Your assignment = Copy out all the lines in the records that include the word "ravi".

╭──

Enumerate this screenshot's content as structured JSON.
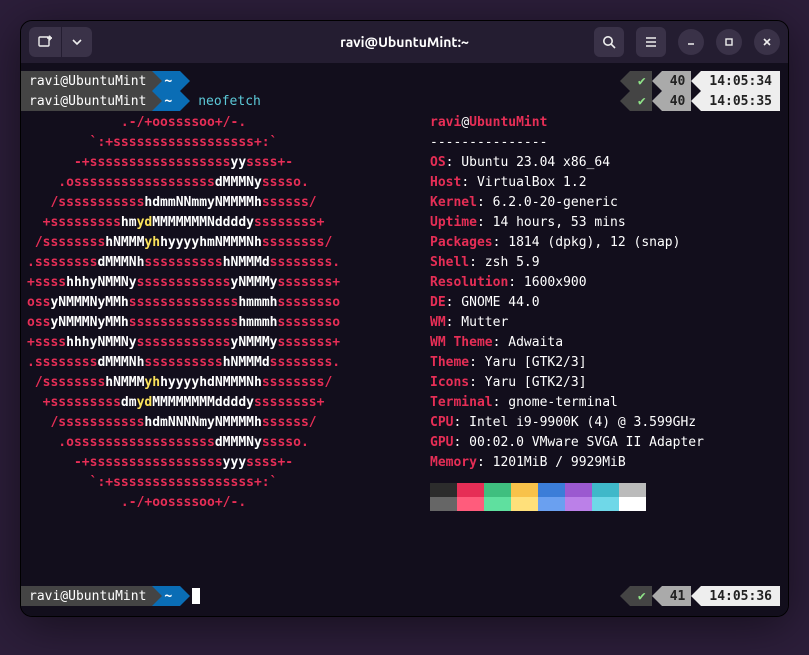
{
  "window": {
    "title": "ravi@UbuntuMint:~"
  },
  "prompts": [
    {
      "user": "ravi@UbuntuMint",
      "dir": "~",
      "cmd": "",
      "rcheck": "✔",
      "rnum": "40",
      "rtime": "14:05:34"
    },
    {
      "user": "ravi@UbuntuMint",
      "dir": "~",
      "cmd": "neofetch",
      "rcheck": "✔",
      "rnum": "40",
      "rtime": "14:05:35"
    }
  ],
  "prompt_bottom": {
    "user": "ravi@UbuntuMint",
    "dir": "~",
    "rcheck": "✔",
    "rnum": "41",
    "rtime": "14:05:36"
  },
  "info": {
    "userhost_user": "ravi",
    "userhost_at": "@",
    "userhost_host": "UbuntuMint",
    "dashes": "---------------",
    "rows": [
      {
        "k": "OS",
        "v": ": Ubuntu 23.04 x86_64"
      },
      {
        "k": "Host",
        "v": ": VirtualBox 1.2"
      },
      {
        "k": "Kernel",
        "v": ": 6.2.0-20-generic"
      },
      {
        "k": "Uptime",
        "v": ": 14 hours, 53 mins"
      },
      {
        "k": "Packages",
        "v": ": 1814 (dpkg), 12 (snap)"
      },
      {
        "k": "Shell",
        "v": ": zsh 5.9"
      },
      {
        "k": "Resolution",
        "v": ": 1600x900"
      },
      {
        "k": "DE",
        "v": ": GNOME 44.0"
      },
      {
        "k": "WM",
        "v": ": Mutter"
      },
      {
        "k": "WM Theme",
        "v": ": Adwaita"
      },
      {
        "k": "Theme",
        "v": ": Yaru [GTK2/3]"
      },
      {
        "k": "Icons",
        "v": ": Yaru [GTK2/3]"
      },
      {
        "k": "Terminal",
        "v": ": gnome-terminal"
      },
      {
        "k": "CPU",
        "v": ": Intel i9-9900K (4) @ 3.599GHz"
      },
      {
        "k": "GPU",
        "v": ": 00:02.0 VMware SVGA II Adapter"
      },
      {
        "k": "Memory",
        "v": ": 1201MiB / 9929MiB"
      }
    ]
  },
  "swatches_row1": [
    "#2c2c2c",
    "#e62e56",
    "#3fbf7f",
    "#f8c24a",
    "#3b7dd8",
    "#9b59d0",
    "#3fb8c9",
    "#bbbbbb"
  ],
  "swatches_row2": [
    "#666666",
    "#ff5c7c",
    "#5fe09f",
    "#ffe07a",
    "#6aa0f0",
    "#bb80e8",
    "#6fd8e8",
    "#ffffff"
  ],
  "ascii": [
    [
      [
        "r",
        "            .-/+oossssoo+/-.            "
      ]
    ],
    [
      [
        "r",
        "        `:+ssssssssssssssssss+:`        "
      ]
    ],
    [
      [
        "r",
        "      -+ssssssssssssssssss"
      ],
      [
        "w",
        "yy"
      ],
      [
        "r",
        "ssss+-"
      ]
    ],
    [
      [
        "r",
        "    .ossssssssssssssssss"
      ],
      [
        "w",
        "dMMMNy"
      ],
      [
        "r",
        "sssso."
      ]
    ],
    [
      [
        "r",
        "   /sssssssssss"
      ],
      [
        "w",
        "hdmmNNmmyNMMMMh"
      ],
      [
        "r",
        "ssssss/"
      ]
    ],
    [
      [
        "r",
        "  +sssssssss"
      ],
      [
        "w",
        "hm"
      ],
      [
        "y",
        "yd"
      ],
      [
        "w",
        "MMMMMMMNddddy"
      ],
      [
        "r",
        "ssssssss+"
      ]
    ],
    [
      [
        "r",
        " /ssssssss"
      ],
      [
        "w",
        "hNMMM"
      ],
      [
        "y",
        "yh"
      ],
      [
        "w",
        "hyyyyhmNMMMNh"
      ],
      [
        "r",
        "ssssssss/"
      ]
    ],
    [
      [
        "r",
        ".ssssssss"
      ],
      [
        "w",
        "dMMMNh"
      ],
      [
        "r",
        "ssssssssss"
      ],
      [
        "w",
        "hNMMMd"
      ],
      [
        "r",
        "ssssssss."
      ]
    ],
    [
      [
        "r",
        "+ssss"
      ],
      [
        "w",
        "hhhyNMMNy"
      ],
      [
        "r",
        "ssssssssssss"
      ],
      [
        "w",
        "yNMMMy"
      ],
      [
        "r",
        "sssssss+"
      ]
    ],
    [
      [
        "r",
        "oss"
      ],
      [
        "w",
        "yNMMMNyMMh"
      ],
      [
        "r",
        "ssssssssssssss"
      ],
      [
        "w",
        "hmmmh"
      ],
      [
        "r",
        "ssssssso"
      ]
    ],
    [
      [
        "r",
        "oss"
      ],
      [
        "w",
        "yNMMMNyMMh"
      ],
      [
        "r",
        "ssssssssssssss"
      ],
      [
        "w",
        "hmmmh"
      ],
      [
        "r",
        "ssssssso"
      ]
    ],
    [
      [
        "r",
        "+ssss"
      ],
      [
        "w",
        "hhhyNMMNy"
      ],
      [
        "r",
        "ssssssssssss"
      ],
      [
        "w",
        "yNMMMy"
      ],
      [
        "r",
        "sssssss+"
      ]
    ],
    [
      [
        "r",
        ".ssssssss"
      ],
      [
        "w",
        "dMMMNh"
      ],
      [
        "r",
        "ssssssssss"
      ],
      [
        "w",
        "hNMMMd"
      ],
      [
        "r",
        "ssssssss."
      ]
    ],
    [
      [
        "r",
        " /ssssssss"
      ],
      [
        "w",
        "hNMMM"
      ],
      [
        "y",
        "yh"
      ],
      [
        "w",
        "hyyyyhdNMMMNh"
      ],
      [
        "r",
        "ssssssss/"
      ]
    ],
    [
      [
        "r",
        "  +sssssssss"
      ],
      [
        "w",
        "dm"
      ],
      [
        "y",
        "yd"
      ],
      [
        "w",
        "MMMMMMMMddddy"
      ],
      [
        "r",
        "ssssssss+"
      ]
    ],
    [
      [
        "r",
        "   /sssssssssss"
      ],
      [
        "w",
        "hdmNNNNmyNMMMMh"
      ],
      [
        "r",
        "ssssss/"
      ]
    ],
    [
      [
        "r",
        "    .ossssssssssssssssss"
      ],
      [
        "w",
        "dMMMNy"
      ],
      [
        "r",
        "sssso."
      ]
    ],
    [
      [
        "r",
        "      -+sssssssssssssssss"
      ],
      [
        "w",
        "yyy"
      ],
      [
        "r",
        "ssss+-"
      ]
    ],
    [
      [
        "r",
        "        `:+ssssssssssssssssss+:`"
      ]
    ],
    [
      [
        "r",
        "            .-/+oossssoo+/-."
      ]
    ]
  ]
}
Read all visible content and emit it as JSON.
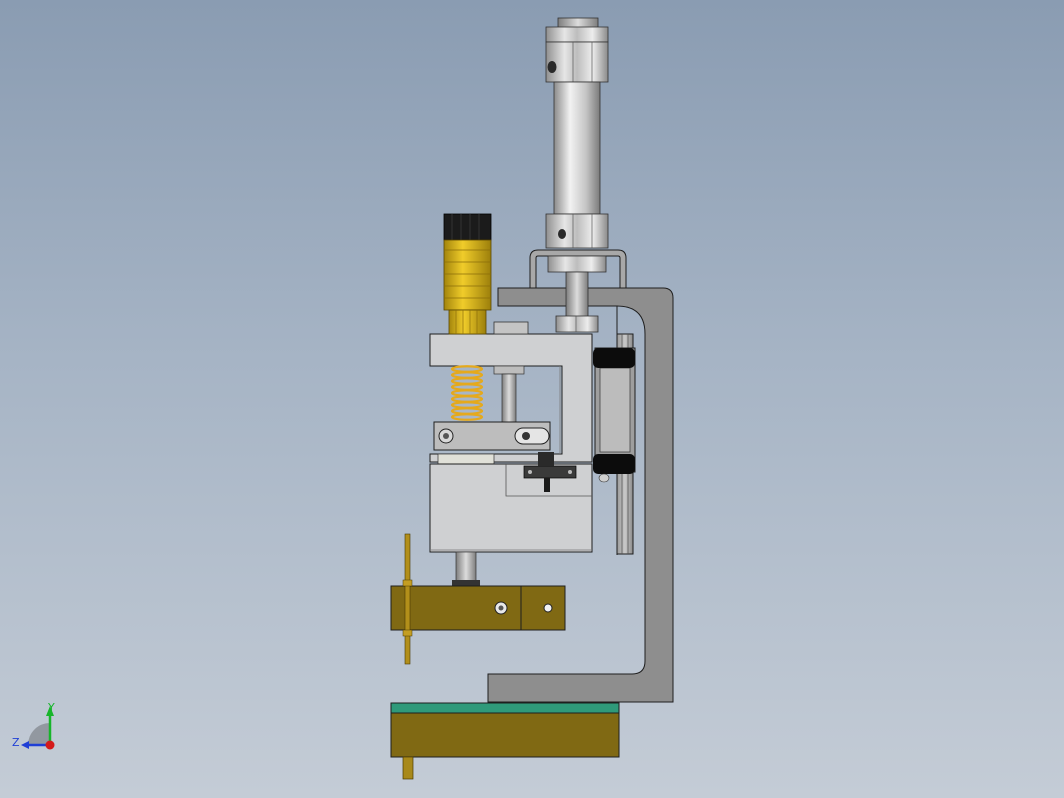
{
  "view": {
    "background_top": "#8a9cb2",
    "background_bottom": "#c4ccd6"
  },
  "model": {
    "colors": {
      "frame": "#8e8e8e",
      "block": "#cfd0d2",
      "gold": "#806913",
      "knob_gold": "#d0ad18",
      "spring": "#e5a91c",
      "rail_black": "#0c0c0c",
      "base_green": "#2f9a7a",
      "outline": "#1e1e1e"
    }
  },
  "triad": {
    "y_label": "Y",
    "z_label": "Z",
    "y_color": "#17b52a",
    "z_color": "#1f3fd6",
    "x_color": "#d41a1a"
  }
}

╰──
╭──

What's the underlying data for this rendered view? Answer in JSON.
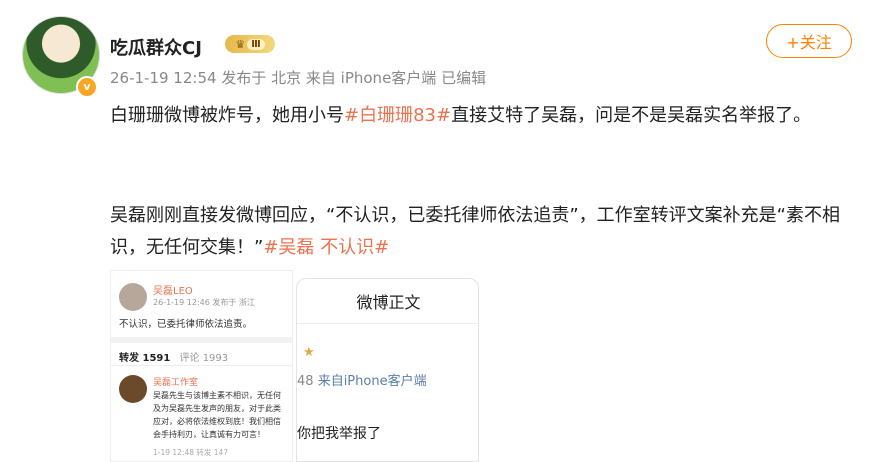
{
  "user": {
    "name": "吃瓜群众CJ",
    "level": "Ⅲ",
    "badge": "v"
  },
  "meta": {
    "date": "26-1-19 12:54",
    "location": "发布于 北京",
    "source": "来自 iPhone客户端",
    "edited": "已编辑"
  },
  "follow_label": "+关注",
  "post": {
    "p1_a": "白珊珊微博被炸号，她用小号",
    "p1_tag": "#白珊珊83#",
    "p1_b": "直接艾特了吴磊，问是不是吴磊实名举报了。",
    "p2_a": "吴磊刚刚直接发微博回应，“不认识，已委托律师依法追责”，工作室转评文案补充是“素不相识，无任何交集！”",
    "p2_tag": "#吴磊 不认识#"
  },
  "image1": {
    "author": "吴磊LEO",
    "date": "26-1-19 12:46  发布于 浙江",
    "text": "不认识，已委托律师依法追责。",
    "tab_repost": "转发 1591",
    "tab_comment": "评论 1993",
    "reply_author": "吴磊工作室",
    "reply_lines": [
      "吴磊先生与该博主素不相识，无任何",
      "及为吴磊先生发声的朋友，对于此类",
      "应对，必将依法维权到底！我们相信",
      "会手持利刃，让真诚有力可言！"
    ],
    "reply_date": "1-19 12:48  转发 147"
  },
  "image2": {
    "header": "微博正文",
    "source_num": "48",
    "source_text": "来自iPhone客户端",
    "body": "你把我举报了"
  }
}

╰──

Task result =
    "title": "ravi@UbuntuMint:~"
      "user": "ravi@UbuntuMint",
      "user": "ravi@UbuntuMint",
    "user": "ravi@UbuntuMint",
    "userhost_user": "ravi",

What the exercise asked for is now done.